### Problem
Your response must consist of one number: how many lines in this material contain the word "Comprobantes".

### Entries shown
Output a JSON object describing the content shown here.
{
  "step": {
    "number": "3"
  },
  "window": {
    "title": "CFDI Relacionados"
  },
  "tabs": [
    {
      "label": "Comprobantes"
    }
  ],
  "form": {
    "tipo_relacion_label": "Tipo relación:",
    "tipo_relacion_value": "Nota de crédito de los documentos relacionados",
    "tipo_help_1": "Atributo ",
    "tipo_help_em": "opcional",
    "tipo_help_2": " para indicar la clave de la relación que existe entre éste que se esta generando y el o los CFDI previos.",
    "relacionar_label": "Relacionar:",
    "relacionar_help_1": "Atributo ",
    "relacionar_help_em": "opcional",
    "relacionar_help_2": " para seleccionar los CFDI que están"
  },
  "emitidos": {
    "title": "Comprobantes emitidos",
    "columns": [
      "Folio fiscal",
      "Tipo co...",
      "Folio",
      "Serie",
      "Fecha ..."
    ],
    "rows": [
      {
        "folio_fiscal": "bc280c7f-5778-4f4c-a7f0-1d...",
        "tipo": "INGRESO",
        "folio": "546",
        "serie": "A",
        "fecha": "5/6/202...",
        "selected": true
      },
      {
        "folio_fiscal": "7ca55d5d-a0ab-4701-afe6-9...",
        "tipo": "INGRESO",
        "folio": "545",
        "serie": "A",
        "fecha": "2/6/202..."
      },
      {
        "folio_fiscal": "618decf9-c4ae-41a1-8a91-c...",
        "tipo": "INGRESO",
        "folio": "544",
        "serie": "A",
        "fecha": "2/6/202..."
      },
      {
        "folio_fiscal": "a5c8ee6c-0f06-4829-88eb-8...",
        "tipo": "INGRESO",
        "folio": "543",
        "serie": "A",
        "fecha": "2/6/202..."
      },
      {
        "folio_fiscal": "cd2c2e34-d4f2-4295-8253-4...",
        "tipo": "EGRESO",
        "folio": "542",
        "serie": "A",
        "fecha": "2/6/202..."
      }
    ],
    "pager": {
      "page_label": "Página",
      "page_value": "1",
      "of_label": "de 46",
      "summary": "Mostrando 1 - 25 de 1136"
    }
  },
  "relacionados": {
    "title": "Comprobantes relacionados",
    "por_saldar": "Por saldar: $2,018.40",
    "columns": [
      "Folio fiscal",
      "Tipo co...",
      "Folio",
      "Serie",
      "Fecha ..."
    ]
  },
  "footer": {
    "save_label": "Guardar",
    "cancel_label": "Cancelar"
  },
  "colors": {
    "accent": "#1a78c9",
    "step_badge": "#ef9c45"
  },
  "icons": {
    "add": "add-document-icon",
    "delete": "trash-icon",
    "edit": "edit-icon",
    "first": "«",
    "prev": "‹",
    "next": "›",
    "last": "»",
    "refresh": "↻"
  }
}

### Output of the task
3